Fragrant, purple-blue pinwheels cover the creeping stems of woodland phlox in spring. This North American phlox slowly spreads by rooting where its stems touch the ground. A shade lover, it reaches about 12 inches tall, with a looser habit than sun-loving creeping, or moss, phlox (P. subulata). Its flowers draw butterflies with their nectar.

Origins: This phlox occurs naturally in woods throughout the Northeast, Mid-Atlantic and Midwest United States, into the Upper South.

Growing notes: Woodland phlox thrives in part to full shade and moist, rich soil. For best growth, do not allow the soil to dry completely, and top dress with compost each spring to bolster drainage and fertility. It can decline a bit in the summer, and the stems are not dense enough to crowd out weeds, but these details are easily mitigated by combining woodland phlox with shade perennials that shine through summer. USDA Zones 3–8.

Dwarf crested iris

Dwarf crested iris

4. Dwarf crested iris (Iris cristata)

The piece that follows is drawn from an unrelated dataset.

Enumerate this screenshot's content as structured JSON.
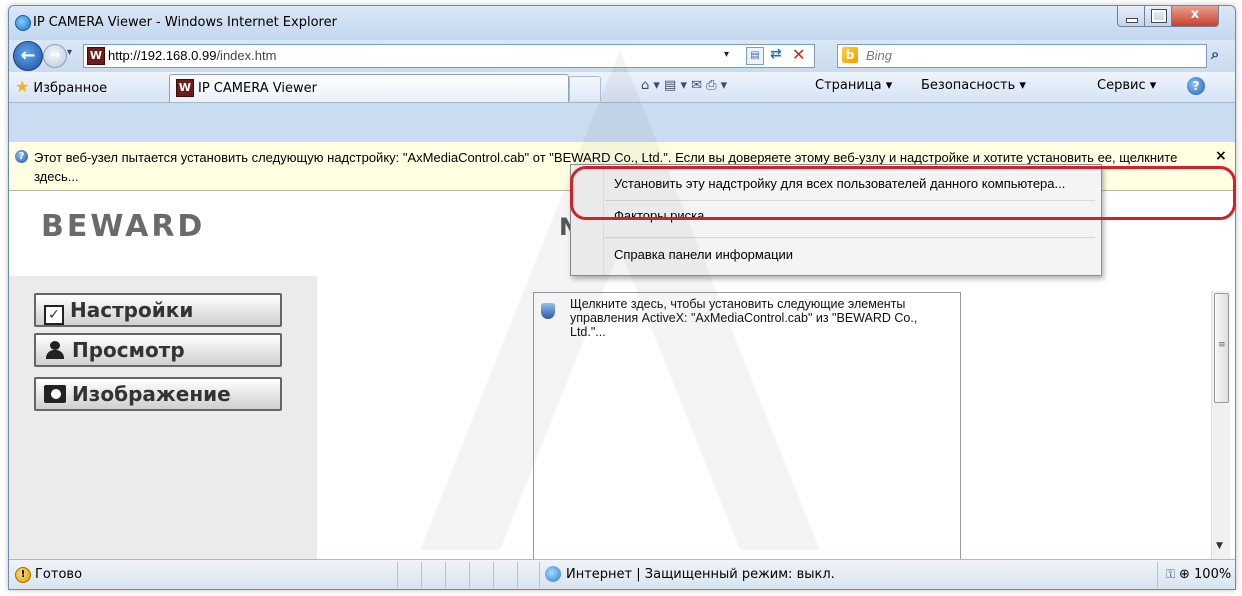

Short-stemmed iris flowers appear amid this perennial’s six-inch sword-like leaves in spring, to the delight of bees, butterflies, hummingbirds and gardeners alike. It’s a woodland plant but it adapts to sunnier sites and it tolerates dry soils. It spreads by sending short runners across the soil, but it is not considered aggressive.

Origins: Iris cristata is native to rocky, wooded slopes and stream banks of the Mid-Atlantic, South and Lower Midwest states.

Growing notes: This petite iris grows best in partial or full shade, although it will cope with full sun if it is provided regular moisture. It’s easy to propagate by division; this should occur after flowering. Alternatively, make more dwarf crested iris by severing the running stems with a spade and prying the separated plants up for transplanting. Zones 4–8.

Great camas

Great camas

5. Great camas (Camassia leichtlinii)

This bulb is unique for its tolerance of damp soil, even in winter. Great camas makes a substantial clump of grassy foliage in spring, with two-foot spikes of starry, pale blue flowers appearing toward early summer. It will expand by offsets that sprout from the original bulb or seed that drops at the base of the plant.

Origins: Great camas is native to moist slopes and meadows from British Columbia south through California.

Growing notes: Plant camassia bulbs in fall. Full sun provokes the best habit and flowering, although this plant will perform in part shade. Keep the soil moisture consistent while great camas is flowering. Thereafter it prefers a summer dry spell, although it won’t suffer in moist soil, unlike tulips and other spring bulbs. Zones 5–9.

Image credits: Blue-eyed grass by The Marmot/CC BY 2.0; Desert bluebells by Joshua Tree National Park/Public Domain; Woodland phlox by Joshua Mayer/CC BY-SA 2.0; Dwarf crested iris by OakleyOriginals/CC BY 2.0; Great camas by Dr. Alexey Yakovlev/CC BY-SA 2.0